Wednesday, February 8, 2012

Keep it Straight and Simple

 I have a tendency to complicate things.

I have said that if there is a hard way to do something, I will find it. This is especially true if it has anything to do with mechanical "thing-a-ma-jigs" or numbers. Either one tends to short-circuit my brain.

Unfortunately, I also seem to complicate my life of faith. Lately I have been reading in Genesis and have so enjoyed the simple and straightforward faith of men like Noah and Abraham. They believed God, and they obeyed Him, even when such obedience drastically set them apart from their world.

And back then they had less peripherals to bolster their faith. There were no churches, weekly Bible studies, Bibles, radio evangelists, contemporary Christian music, e-devotionals, small groups, or a myriad of volumes on any topic of spirituality you can imagine. Perhaps that is why Jesus encouraged us to have faith like a child (Matthew 18:1-4). A child receives a word and believes it, usually with no questions asked, nor seeking for more assurances.

Last weekend I sent out an e-mail update, sharing what God has been teaching me concerning not confusing my priorities of ministry and my relationship with the Father who called me here. Here are some excerpts:

"This morning I read: 'Beware of any work for God which enables you to evade concentration on Him. A great many Christian workers worship their work.' (From "My Utmost for His Highest" - April 23)

"Ouch. That hurt.

"Finding value in what I accomplish is often a trap for me. At times I think, 'I am missionary. People are supporting me so I can get things done here. They need proof of their investment.' However, the truth is I am called by God (not by others) - just as you are, if you are a follower of Jesus Christ. God calls me foremost not to a task, a role or a mission, but to a relationship with Himself. And the overflow of the relationship with my Heavenly Father fuels and directs how I use my time, energy and resources. Lately, I have been reminded and challenged by these truths, especially as I enter a busy season here on the island.

"This past week marked the beginning of a new school year for many students, including our own who are attending Lingira Living Hope Secondary School. It is with excitement and some trepidation that I think about stepping back into my roles at the school - working in the financial office, teaching computer classes, and befriending and mentoring the girl students through the weekly Bible study and in some one-on-one discipleship. Honestly, sometimes I get overwhelmed - by the needs, by the culture, by what may be expected of me, by expectations I put on myself. 

"But again I am reminded, God is not looking to me for the results, but to be faithful in my relationship to Him, and in what He has called me to. Phew, that is a stress reliever.

"'There is no responsibility on you for the work; the only responsibility you have is to keep in living constant touch with God, and to see that you allow nothing to hinder your cooperation with Him...We have no right to judge where we should be put, or to have preconceived notions as to what God is fitting us for. God engineers everything; wherever He puts us our one great aim is to pour out a wholehearted devotion to Him in that particular work. 'Whatever thy hand findeth to do, do it with thy might.'" (From "My Utmost for His Highest - April 23)
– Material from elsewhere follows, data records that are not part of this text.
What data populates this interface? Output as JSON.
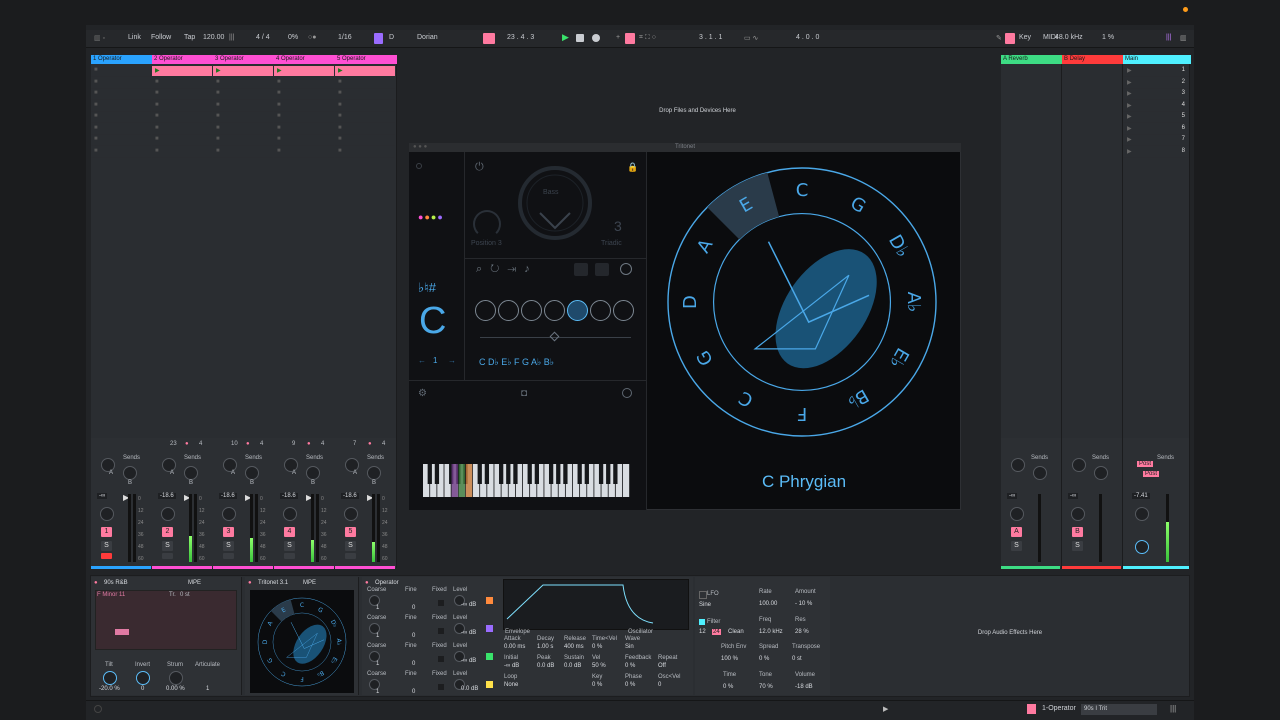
{
  "topbar": {
    "link": "Link",
    "follow": "Follow",
    "tap": "Tap",
    "tempo": "120.00",
    "signature": "4 / 4",
    "cpu_pct": "0%",
    "quantize": "1/16",
    "key_root": "D",
    "scale": "Dorian",
    "position": "23 .  4 .  3",
    "loop_start": "3 .  1 .  1",
    "loop_len": "4 .  0 .  0",
    "key": "Key",
    "midi": "MIDI",
    "sample_rate": "48.0 kHz",
    "cpu": "1 %"
  },
  "tracks": [
    {
      "name": "1 Operator",
      "color": "#2aa3ff",
      "clip_color": null,
      "number": "1",
      "volume": "-∞",
      "slot_count": "",
      "scene_num": ""
    },
    {
      "name": "2 Operator",
      "color": "#ff4fd3",
      "clip_color": "#ff7aa0",
      "number": "2",
      "volume": "-18.6",
      "slot_count": "23",
      "scene_num": "4"
    },
    {
      "name": "3 Operator",
      "color": "#ff4fd3",
      "clip_color": "#ff7aa0",
      "number": "3",
      "volume": "-18.6",
      "slot_count": "10",
      "scene_num": "4"
    },
    {
      "name": "4 Operator",
      "color": "#ff4fd3",
      "clip_color": "#ff7aa0",
      "number": "4",
      "volume": "-18.6",
      "slot_count": "9",
      "scene_num": "4"
    },
    {
      "name": "5 Operator",
      "color": "#ff4fd3",
      "clip_color": "#ff7aa0",
      "number": "5",
      "volume": "-18.6",
      "slot_count": "7",
      "scene_num": "4"
    }
  ],
  "returns": [
    {
      "name": "A Reverb",
      "color": "#3ddc84",
      "letter": "A",
      "volume": "-∞"
    },
    {
      "name": "B Delay",
      "color": "#ff3b3b",
      "letter": "B",
      "volume": "-∞"
    }
  ],
  "main": {
    "name": "Main",
    "color": "#4ff0ff",
    "volume": "-7.41",
    "scenes": [
      "1",
      "2",
      "3",
      "4",
      "5",
      "6",
      "7",
      "8"
    ],
    "post1": "Post",
    "post2": "Post"
  },
  "mixer_labels": {
    "sends": "Sends",
    "a": "A",
    "b": "B",
    "s": "S",
    "db_scale": [
      "0",
      "12",
      "24",
      "36",
      "48",
      "60"
    ]
  },
  "drop_files": "Drop Files and Devices Here",
  "drop_effects": "Drop Audio Effects Here",
  "tritonet": {
    "title": "Tritonet",
    "position": "Position 3",
    "triadic": "Triadic",
    "triad_num": "3",
    "accidentals": "♭♮#",
    "root": "C",
    "octave": "1",
    "notes": "C D♭ E♭ F G A♭ B♭",
    "scale_name": "C Phrygian",
    "wheel": [
      "C",
      "G",
      "D♭",
      "A♭",
      "E♭",
      "B♭",
      "F",
      "C",
      "G",
      "D",
      "A",
      "E"
    ]
  },
  "devices": {
    "chord": {
      "name": "90s R&B",
      "mpe": "MPE",
      "chord": "F Minor 11",
      "tr": "Tr.",
      "st": "0 st",
      "tilt": "Tilt",
      "invert": "Invert",
      "strum": "Strum",
      "articulate": "Articulate",
      "tilt_v": "-20.0 %",
      "invert_v": "0",
      "strum_v": "0.00 %",
      "artic_v": "1"
    },
    "tritonet": {
      "name": "Tritonet 3.1",
      "mpe": "MPE"
    },
    "operator": {
      "name": "Operator",
      "coarse": "Coarse",
      "fine": "Fine",
      "fixed": "Fixed",
      "level": "Level",
      "osc_rows": [
        {
          "coarse": "1",
          "fine": "0",
          "level": "-∞ dB"
        },
        {
          "coarse": "1",
          "fine": "0",
          "level": "-∞ dB"
        },
        {
          "coarse": "1",
          "fine": "0",
          "level": "-∞ dB"
        },
        {
          "coarse": "1",
          "fine": "0",
          "level": "0.0 dB"
        }
      ],
      "envelope": "Envelope",
      "oscillator": "Oscillator",
      "attack": "Attack",
      "decay": "Decay",
      "release": "Release",
      "time_vel": "Time<Vel",
      "attack_v": "0.00 ms",
      "decay_v": "1.00 s",
      "release_v": "400 ms",
      "time_vel_v": "0 %",
      "initial": "Initial",
      "peak": "Peak",
      "sustain": "Sustain",
      "vel": "Vel",
      "initial_v": "-∞ dB",
      "peak_v": "0.0 dB",
      "sustain_v": "0.0 dB",
      "vel_v": "50 %",
      "loop": "Loop",
      "loop_v": "None",
      "key": "Key",
      "key_v": "0 %",
      "wave": "Wave",
      "wave_v": "Sin",
      "feedback": "Feedback",
      "repeat": "Repeat",
      "feedback_v": "0 %",
      "repeat_v": "Off",
      "phase": "Phase",
      "phase_v": "0 %",
      "oscvel": "Osc<Vel",
      "oscvel_v": "0",
      "lfo": "LFO",
      "lfo_wave": "Sine",
      "rate": "Rate",
      "rate_v": "100.00",
      "amount": "Amount",
      "amount_v": "- 10 %",
      "filter": "Filter",
      "filter_a": "12",
      "filter_b": "24",
      "clean": "Clean",
      "freq": "Freq",
      "freq_v": "12.0 kHz",
      "res": "Res",
      "res_v": "28 %",
      "pitch_env": "Pitch Env",
      "pitch_env_v": "100 %",
      "spread": "Spread",
      "spread_v": "0 %",
      "transpose": "Transpose",
      "transpose_v": "0 st",
      "time": "Time",
      "time_v": "0 %",
      "tone": "Tone",
      "tone_v": "70 %",
      "volume": "Volume",
      "volume_v": "-18 dB"
    }
  },
  "status": {
    "track": "1-Operator",
    "clip": "90s I Trit"
  }
}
In the busyness of life, don't forget your first priority - your relationship with your Creator. Everything else is secondary."

God has been confirming this lesson in so many ways recently that I could probably write several blog posts, but I will stop here. 

Wherever you are at, remember to first put God first.

Image Source: Microsoft Office Clip Art


  1. Ruthie, this is so true in my own life. And being distracted from the ultimate priority of my relationship with God? Happens more than I'd like to admit. Thank you for making me re-evaluate!

  2. You are expressing very straight truth. With all the books, shows, songs, computer contacts and on and on, in some ways we are "ahead" of any of the past Christians who couldn't read and didn't have electricity in their lives. In other ways, we're worse off. It simply isn't simple. As you said, being a child is a good thing in terms of trusting and growing in the Lord. Life is complicated.

    Good thinking/sharing, Ruthie.

  3. Mikaela, you are welcome! I have had a lot of "reminding" lately, but am so thankful God is gracious and patient!
    Joanne, when I look at Jesus' ministry and the ways God worked in the Bible, and even today, He often chooses to use simple means, yet they allow for greater demonstrations of His power. It is good to be reminded to keep things simple. Thank you for your comment!

  4. Thanks, Ruthie. This is such a good reminder, and one I especially need. I tend to be very goal-oriented, but that means I focus on getting "____" done, instead of focusing on why I'm doing it (because Christ has called me to it, and I love Him). I appreciate this post and your email!

  5. Yes, the simple. The straight and the narrow.

    That's our best path.


  6. Sarah, thanks for the comment! Indeed, it is better to focus on "being" than "doing."
    Very true, Darlene, Jesus did call us to walk the straight and narrow path. Thanks for the comment. :)